Her family realise that Robin is changing, and, as her favourite cousin Katie tells her, travelling in a different direction to the rest of them. Her difficult brother Martin has a child on the way, and Stephen is expecting his second, while Robin is living on her own for the first time and realising the threat that being a mother would be to the job she loves, and for which she has already sacrificed a marriage, her financial security, her sleep and her safety.

Strike has eight half siblings, most of whom he does not know, but he grew up with Lucy, his half-sister through Leda. Strike is very fond of her, though he finds her yearning for neatness, order and security wearing, and she can’t hide the fact she worries about him, his work and lack of a family.

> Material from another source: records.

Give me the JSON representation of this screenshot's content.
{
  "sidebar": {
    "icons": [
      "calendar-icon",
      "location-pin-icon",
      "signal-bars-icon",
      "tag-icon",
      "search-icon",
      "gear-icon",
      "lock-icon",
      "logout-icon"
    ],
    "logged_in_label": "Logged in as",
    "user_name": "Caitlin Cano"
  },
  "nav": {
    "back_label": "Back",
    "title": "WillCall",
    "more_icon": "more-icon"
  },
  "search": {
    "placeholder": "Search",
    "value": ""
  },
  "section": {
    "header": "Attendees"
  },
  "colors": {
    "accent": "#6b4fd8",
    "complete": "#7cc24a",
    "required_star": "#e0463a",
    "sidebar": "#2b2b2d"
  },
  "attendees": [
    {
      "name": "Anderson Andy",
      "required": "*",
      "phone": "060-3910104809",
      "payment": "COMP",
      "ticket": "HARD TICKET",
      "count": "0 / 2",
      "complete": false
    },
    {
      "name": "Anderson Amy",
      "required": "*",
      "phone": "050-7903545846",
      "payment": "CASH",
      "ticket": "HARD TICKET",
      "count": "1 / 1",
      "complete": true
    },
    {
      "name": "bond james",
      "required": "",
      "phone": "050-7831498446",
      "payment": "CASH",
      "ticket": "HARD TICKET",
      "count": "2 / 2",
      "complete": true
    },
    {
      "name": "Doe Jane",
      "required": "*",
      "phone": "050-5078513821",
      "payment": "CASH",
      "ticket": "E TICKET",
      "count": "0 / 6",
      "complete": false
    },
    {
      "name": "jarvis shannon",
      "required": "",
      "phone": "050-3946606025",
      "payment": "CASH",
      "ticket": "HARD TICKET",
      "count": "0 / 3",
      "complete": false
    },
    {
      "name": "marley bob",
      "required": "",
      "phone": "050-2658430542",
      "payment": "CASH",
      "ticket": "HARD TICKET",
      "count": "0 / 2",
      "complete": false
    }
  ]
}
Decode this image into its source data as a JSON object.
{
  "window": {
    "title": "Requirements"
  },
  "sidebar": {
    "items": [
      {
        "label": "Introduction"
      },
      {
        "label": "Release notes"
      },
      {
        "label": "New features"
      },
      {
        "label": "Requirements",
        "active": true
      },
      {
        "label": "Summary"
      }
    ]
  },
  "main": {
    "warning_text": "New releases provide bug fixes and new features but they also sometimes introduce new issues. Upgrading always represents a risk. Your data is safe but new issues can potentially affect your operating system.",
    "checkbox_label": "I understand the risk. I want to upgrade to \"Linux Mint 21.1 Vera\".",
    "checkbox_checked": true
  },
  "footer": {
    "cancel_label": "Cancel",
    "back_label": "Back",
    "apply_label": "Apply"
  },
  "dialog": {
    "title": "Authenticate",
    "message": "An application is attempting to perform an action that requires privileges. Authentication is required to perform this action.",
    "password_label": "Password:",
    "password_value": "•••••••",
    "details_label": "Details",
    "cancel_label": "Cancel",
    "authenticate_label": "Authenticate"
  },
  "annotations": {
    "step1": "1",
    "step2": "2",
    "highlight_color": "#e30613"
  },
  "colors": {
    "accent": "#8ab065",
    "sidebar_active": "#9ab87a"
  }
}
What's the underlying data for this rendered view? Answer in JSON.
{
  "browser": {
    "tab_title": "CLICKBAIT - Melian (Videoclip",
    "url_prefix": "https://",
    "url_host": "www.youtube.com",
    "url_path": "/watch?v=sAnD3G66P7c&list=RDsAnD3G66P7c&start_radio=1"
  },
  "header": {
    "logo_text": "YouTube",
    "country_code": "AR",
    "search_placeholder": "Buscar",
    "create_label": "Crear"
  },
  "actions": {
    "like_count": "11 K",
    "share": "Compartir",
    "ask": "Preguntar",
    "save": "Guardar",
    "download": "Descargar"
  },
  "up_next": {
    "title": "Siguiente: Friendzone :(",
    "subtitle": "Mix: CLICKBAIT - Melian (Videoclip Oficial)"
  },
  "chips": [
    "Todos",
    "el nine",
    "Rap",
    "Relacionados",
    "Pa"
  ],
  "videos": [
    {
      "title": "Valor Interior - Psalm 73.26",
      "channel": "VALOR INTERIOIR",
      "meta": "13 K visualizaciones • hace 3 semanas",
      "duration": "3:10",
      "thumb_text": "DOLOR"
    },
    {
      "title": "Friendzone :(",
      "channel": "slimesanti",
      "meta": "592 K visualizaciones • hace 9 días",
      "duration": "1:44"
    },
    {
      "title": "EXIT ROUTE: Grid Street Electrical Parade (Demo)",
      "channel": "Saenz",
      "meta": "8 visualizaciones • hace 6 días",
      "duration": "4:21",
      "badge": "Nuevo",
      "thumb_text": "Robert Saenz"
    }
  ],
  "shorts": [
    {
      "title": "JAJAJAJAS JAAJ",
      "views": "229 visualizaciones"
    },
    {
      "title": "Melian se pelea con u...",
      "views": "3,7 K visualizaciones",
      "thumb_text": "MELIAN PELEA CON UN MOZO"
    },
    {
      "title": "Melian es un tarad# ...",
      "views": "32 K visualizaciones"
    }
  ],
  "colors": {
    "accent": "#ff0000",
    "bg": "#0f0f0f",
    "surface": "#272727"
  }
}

Lucy left Leda and their shared chaotic life at fourteen to live with Ted and Joan full-time while Strike felt compelled to stay. Leda at the time was living with Jeff Whittaker, a failed musician with a gloating, open pleasure in everything that was sadistic and demonic. Strike only felt safe leaving to read History at Oxford because he knew Shanker, a lost boy Leda had taken in, was keeping an eye on her. Shanker couldn’t be there all the time though and Strike’s mother died of a suspicious overdose, not long after giving birth to her third child, and before Lucy had the chance to resolve her issues with her mother. After giving evidence against Whittaker at his trial for her murder – he was found not guilty – Strike left university to join the military. Giving up his degree, he knows, disappointed his sister and aunt.

When he compares Robin and Lucy, Strike thinks Robin is the more courageous of the two. Both women have been touched by violence and sadism. Lucy has reacted by burying herself where she hopes it would never reach her again, in the suburbs with her husband Greg. Robin has reacted by facing it almost daily, investigating and resolving other crimes and traumas. It is only when investigating the UHC that Strike sees perhaps his younger sister is strikingly heroic in her own way.

Strike and Robin have been through huge changes since they began working together, and are developing new ways of thinking about their pasts. Perhaps those new ways of thinking about the past will also begin to change how they both see their futures.